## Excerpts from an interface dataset
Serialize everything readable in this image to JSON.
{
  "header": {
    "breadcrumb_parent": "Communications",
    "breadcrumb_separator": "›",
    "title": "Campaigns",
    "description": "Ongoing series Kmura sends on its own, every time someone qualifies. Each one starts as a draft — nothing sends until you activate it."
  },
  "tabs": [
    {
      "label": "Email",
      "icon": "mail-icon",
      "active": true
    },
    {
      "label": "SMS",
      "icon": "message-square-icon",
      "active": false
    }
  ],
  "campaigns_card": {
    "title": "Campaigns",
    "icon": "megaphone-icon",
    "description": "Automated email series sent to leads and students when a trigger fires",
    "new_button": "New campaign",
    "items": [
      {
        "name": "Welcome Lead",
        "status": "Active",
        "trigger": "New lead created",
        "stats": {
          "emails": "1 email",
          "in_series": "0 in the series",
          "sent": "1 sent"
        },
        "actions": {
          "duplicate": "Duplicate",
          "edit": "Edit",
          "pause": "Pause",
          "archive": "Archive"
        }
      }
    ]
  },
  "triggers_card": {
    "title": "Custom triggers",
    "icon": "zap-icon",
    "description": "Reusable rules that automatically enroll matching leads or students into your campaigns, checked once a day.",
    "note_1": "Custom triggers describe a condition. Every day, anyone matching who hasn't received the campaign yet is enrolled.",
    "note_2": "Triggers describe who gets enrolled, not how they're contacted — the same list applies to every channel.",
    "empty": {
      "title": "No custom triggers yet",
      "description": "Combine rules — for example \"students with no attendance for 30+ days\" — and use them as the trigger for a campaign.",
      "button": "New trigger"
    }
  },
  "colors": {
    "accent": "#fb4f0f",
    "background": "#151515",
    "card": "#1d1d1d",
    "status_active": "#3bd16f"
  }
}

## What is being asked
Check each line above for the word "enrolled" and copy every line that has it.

## Task output
    "note_1": "Custom triggers describe a condition. Every day, anyone matching who hasn't received the campaign yet is enrolled.",
    "note_2": "Triggers describe who gets enrolled, not how they're contacted — the same list applies to every channel.",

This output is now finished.